Top of Material to process

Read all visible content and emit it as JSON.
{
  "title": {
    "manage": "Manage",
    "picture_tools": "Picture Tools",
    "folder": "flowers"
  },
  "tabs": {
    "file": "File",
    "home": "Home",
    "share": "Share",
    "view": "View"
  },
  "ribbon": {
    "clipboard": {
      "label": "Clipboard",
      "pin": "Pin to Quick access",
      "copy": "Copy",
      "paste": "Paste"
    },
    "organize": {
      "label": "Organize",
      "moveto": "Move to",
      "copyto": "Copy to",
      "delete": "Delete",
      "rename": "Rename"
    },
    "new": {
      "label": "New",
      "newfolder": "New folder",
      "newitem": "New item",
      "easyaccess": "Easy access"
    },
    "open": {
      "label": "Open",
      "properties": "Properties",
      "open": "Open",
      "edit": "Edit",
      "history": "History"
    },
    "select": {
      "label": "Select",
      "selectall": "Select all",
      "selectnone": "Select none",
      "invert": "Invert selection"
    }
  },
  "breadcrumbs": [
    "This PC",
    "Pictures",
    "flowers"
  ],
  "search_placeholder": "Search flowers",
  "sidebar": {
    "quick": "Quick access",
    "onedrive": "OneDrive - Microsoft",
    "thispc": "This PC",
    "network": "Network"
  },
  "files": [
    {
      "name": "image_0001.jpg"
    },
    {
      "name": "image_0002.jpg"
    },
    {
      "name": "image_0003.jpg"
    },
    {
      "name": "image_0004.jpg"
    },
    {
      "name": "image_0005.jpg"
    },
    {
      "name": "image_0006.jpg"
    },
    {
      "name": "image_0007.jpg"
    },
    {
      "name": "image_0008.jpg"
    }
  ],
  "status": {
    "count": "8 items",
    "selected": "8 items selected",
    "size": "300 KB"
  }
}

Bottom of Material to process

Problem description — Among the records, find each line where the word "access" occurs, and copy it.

Worked solution —
      "pin": "Pin to Quick access",
      "easyaccess": "Easy access"
    "quick": "Quick access",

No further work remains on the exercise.